Aluminum Jumps as Guinea Coup Adds to Supply Worries
Aluminum surged to the highest since 2008 as political turmoil in Guinea added to worries about tightening supply at a time when demand is booming.
The metal rallied as much as 1.8 per cent in London, and is now up about 90 per cent from lows struck in April last year amid a global economic recovery and a supply squeeze in China. On Sunday, a military unit seized power in Guinea, destabilizing the African nation that’s a key source of bauxite used to make aluminum.
Even before the political turmoil in Guinea, analysts said prices look set to breach record highs above US$3,300 a ton as a global deficit deepens.

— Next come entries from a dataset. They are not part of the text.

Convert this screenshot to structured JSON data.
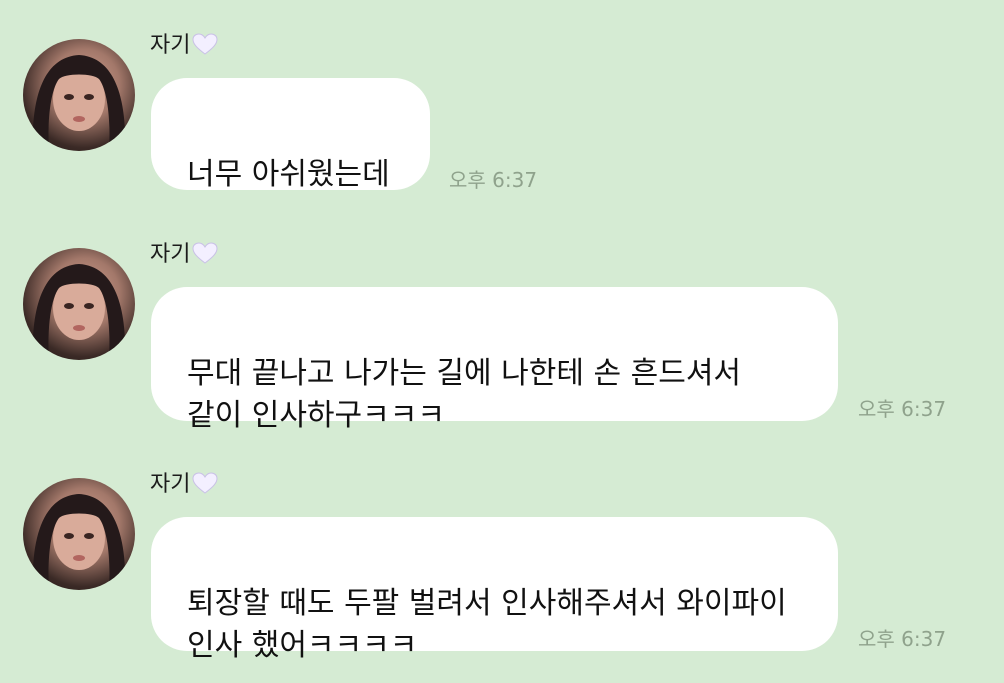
{
  "chat": {
    "messages": [
      {
        "sender": "자기",
        "sender_icon": "white-heart-icon",
        "text": "너무 아쉬웠는데",
        "time": "오후 6:37"
      },
      {
        "sender": "자기",
        "sender_icon": "white-heart-icon",
        "text": "무대 끝나고 나가는 길에 나한테 손 흔드셔서\n같이 인사하구ㅋㅋㅋ",
        "time": "오후 6:37"
      },
      {
        "sender": "자기",
        "sender_icon": "white-heart-icon",
        "text": "퇴장할 때도 두팔 벌려서 인사해주셔서 와이파이\n인사 했어ㅋㅋㅋㅋ",
        "time": "오후 6:37"
      }
    ]
  },
  "colors": {
    "background": "#d5ebd3",
    "bubble": "#ffffff",
    "timestamp": "#8fa28c"
  }
}
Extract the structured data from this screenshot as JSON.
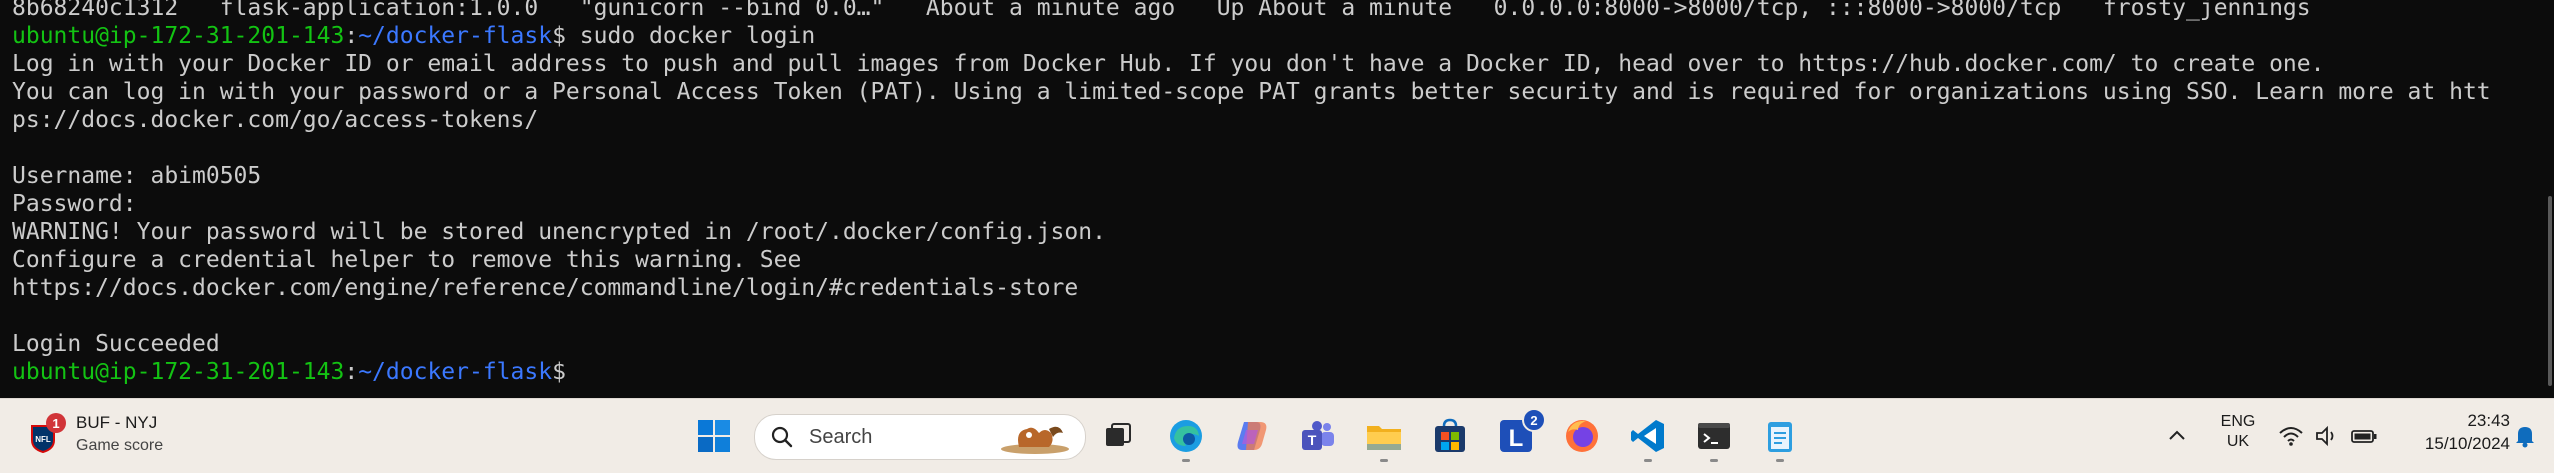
{
  "terminal": {
    "lines": [
      {
        "text": "8b68240c1312   flask-application:1.0.0   \"gunicorn --bind 0.0…\"   About a minute ago   Up About a minute   0.0.0.0:8000->8000/tcp, :::8000->8000/tcp   frosty_jennings"
      },
      {
        "user": "ubuntu@ip-172-31-201-143",
        "sep": ":",
        "path": "~/docker-flask",
        "cmd": "$ sudo docker login"
      },
      {
        "text": "Log in with your Docker ID or email address to push and pull images from Docker Hub. If you don't have a Docker ID, head over to https://hub.docker.com/ to create one."
      },
      {
        "text": "You can log in with your password or a Personal Access Token (PAT). Using a limited-scope PAT grants better security and is required for organizations using SSO. Learn more at htt"
      },
      {
        "text": "ps://docs.docker.com/go/access-tokens/"
      },
      {
        "text": ""
      },
      {
        "text": "Username: abim0505"
      },
      {
        "text": "Password:"
      },
      {
        "text": "WARNING! Your password will be stored unencrypted in /root/.docker/config.json."
      },
      {
        "text": "Configure a credential helper to remove this warning. See"
      },
      {
        "text": "https://docs.docker.com/engine/reference/commandline/login/#credentials-store"
      },
      {
        "text": ""
      },
      {
        "text": "Login Succeeded"
      },
      {
        "user": "ubuntu@ip-172-31-201-143",
        "sep": ":",
        "path": "~/docker-flask",
        "cmd": "$"
      }
    ]
  },
  "taskbar": {
    "widget": {
      "badge": "1",
      "title": "BUF - NYJ",
      "subtitle": "Game score"
    },
    "search": {
      "placeholder": "Search"
    },
    "apps": [
      {
        "name": "start-button",
        "icon": "windows-logo-icon"
      },
      {
        "name": "task-view",
        "icon": "task-view-icon"
      },
      {
        "name": "edge",
        "icon": "edge-icon"
      },
      {
        "name": "copilot",
        "icon": "copilot-icon"
      },
      {
        "name": "teams",
        "icon": "teams-icon"
      },
      {
        "name": "file-explorer",
        "icon": "folder-icon"
      },
      {
        "name": "microsoft-store",
        "icon": "store-icon"
      },
      {
        "name": "l-app",
        "icon": "l-app-icon",
        "badge": "2"
      },
      {
        "name": "firefox",
        "icon": "firefox-icon"
      },
      {
        "name": "vscode",
        "icon": "vscode-icon"
      },
      {
        "name": "terminal",
        "icon": "terminal-icon"
      },
      {
        "name": "notepad",
        "icon": "notepad-icon"
      }
    ],
    "tray": {
      "lang_top": "ENG",
      "lang_bottom": "UK",
      "time": "23:43",
      "date": "15/10/2024"
    },
    "colors": {
      "accent": "#0078d4",
      "terminal_green": "#13c313",
      "terminal_blue": "#3b78ff"
    }
  }
}
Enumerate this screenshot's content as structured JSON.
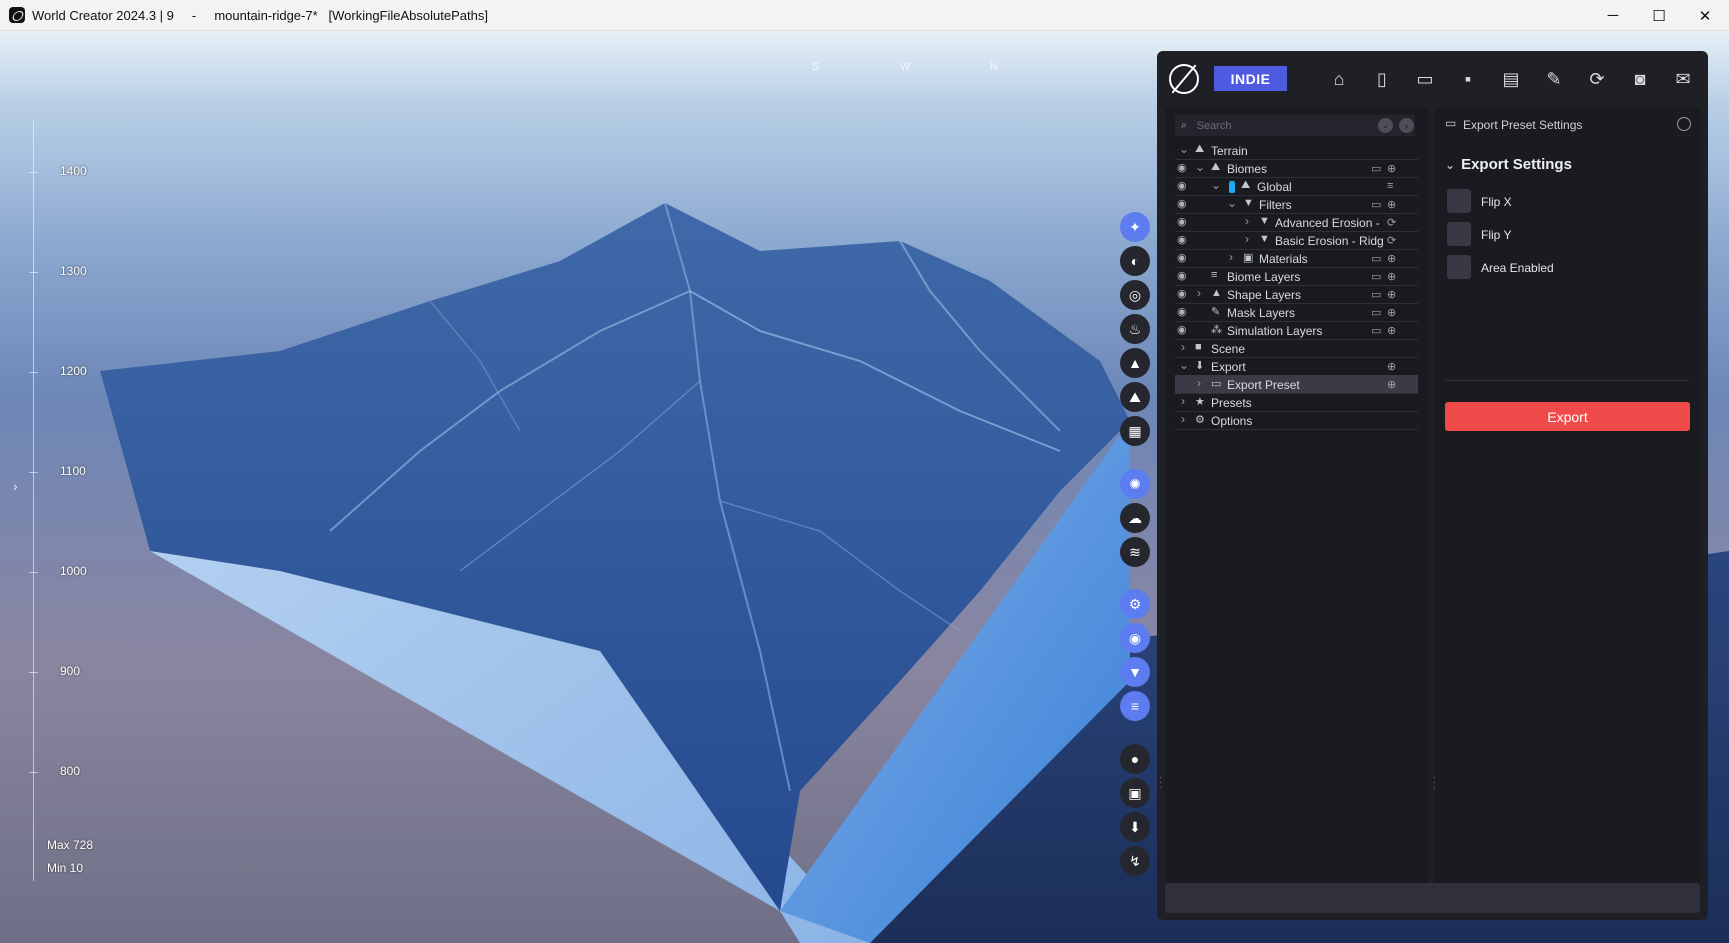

That’s largely due to massive global stimulus measures stoking demand, Chinese smelters struggling to maintain output during a seasonal power crunch, and Beijing’s moves to rein in the industry’s carbon emissions.
Aluminum rose 1.8 per cent to US$2,807 a ton on the London Metal Exchange by 9:21 a.m. in New York.